Commercial property renovation or refurbishment is a balance between current tenant placement, future occupancy needs, and income cash flow growth. Overlook or disregard any of these elements and your renovation can easily fail.

To help you on the planning process for a property renovation, seek the assistance of a design professional such as an architect. Have them undertake a pre-design proposal to define the scope of work and time frames.

It is likely that you will uncover various obstacles to your project early on. To qualify and investigate these obstacles seek additional help from engineers or quantity surveyors.

The basic information that can help you start the process off will be:

  • Details of existing buildings and any building code violations that will need to be addressed in the new project.
  • Details of regional demographics of the business community and general population.
  • Details of any known planning applications for competition property changes or new properties near to you that could disrupt your property performance.
  • Plans of the zoning rules and regulations in the local area that can impact on your property.
  • Plans of the existing property to be refurbished. This is both site drawings and structural as built drawings.
  • A line sketch and conceptual drawings of the new property changes.
  • If necessary seek soil reports to identify soil stability and safety for the project.
  • An inspection of the existing property by an engineer to identify any concerns and structural issues.
  • Photographic record of the existing property and any key areas of structural or design concern.
  • Have informal meetings with the local council planning officers to identify their concerns regards the proposed development or renovation.
  • Be aware that the larger the renovation, the greater the possibility that the local planning office will require you to do a full building code upgrade at the same time of the renovation itself. This can be a significant cost burden that the property owner does not want.
  • A list of ‘must have items or targets’ that the project cannot do without.
  • A timeline of leases and tenant occupancy matters that need to be handled during the project.
  • A timeline of stages of the project that should be met given the seasonal business and climatic changes.
  • Target rentals and new lettable areas that will be created in the new renovation. Understand the minimum cash flow that you must produce from the project. Add to this the lease terms and conditions that will be required to give you the required cash flow.
  • Get an independent valuer to provide assessment of property value before and after the project or upgrade of the property.
  • Seek a solicitor to advise you regards the elements of leasing that will impact your new project and leased areas. Take particular care with retail leases as this will usually have key elements of legislation to be handled with any new leases.
  • Speak to local real estate agents to get an overview of property enquiry, needs and trends from the local area.

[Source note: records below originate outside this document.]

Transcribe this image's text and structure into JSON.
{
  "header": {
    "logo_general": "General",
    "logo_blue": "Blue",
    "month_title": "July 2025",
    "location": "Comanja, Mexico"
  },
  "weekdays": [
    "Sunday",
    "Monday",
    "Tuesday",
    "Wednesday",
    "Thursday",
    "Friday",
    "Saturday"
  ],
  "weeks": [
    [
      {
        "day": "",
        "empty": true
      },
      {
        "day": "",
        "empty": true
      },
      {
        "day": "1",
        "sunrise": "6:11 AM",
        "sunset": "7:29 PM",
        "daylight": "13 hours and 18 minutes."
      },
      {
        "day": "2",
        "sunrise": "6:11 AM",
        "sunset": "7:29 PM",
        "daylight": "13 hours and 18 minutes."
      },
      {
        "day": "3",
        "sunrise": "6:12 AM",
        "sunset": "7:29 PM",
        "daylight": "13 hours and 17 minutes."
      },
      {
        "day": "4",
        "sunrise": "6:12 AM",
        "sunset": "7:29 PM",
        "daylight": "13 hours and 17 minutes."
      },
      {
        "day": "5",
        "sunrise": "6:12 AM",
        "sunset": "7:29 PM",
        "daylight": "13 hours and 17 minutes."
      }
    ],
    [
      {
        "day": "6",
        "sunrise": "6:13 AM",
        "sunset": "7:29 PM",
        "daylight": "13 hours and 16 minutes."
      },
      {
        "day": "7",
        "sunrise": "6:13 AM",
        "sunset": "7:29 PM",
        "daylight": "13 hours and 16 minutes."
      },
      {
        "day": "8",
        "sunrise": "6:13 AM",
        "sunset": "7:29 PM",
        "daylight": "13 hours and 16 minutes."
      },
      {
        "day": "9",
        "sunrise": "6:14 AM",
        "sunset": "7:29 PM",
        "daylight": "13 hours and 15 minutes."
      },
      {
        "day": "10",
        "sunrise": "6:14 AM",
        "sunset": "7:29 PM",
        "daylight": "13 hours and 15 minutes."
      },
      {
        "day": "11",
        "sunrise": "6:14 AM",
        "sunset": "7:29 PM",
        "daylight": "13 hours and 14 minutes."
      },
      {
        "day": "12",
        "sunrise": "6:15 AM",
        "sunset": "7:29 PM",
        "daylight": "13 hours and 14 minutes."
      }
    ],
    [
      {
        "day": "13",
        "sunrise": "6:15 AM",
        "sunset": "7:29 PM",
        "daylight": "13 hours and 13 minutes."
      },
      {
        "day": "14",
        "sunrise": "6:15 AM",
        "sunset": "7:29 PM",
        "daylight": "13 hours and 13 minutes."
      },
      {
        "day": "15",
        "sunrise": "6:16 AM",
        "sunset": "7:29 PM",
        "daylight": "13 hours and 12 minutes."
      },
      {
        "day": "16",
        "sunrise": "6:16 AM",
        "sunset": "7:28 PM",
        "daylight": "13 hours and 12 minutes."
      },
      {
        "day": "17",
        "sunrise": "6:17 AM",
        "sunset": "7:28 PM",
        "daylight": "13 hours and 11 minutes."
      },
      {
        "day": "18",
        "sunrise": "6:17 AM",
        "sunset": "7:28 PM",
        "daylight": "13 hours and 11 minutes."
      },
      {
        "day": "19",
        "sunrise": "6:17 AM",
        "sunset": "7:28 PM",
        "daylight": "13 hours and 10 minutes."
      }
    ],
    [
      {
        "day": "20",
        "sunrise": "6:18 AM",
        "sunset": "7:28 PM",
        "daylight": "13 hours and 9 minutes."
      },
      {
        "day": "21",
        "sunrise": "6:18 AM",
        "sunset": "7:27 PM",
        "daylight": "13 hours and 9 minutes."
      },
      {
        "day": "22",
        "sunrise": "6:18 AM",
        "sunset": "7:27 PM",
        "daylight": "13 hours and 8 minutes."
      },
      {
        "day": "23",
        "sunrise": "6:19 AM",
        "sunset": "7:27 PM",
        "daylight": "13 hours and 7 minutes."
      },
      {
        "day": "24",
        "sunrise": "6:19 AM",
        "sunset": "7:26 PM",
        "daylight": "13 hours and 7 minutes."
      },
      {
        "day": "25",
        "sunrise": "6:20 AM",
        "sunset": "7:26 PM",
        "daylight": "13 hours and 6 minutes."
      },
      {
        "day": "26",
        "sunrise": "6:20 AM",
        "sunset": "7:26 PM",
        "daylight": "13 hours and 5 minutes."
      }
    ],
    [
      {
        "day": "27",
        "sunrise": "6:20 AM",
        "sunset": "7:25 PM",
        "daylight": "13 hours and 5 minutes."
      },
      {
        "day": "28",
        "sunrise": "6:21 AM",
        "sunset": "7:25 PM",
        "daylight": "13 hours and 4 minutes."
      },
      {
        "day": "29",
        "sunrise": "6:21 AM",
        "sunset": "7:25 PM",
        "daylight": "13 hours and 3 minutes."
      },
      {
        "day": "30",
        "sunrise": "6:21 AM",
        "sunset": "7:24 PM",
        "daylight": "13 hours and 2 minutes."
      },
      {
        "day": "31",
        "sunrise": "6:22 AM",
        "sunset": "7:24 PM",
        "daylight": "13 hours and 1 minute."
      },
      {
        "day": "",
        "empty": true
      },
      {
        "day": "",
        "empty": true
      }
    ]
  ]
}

If all this information satisfies your initial project targets, then you know that you can proceed to a formal development plan and proposal that you can put to the local planning office.

As you compile this information, make it clear to the architects or engineers that this is strictly a pre-design project and that he or she will not be responsible for the final project at this stage. That lifts the pressure on their calculations and allows them to make valued and unbiased judgment. It gives you more accurate information at the early stages of the renovation or refurbishment. It is better to stop or adjust the project at the early stages than leave it to costly adjustments later.